◆ AIM OF THE EXERCISE
Look for the word "checked" in the material below, then report each line where it occurs.
BEGIN
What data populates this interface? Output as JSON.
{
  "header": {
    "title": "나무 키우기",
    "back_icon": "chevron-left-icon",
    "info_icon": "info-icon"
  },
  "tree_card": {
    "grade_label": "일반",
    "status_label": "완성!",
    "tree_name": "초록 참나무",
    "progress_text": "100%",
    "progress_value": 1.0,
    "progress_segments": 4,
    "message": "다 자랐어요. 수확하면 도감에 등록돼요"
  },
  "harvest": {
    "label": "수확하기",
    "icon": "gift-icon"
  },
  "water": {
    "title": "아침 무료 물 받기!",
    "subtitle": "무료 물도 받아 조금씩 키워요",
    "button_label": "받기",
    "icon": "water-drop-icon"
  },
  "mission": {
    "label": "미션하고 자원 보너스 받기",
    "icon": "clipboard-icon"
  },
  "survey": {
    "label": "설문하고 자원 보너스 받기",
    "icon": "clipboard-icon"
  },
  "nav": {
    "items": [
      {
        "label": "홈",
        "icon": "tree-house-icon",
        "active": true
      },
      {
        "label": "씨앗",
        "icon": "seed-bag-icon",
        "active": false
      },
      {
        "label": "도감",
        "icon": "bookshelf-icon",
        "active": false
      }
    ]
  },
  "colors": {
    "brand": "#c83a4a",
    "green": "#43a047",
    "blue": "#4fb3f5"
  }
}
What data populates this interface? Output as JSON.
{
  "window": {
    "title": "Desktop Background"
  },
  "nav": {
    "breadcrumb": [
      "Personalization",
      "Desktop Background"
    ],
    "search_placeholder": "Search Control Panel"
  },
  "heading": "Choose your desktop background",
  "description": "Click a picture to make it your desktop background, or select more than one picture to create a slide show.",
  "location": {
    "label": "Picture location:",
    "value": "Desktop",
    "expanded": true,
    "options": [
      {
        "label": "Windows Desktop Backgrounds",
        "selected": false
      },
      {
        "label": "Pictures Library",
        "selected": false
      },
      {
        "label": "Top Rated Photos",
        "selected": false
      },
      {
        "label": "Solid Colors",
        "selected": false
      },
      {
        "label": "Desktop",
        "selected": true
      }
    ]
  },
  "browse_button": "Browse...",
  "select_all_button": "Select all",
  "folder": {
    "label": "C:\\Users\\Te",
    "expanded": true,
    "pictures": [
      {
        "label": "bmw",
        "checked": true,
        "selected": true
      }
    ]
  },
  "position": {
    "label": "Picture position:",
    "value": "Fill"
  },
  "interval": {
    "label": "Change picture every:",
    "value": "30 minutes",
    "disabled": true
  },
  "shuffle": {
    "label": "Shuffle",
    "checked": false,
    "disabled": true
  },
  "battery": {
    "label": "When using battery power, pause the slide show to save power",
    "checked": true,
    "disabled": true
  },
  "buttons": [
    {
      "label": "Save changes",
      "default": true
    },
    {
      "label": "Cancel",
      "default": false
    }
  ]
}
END
◆ SOLUTION BELOW
        "checked": true,
    "checked": false,
    "checked": true,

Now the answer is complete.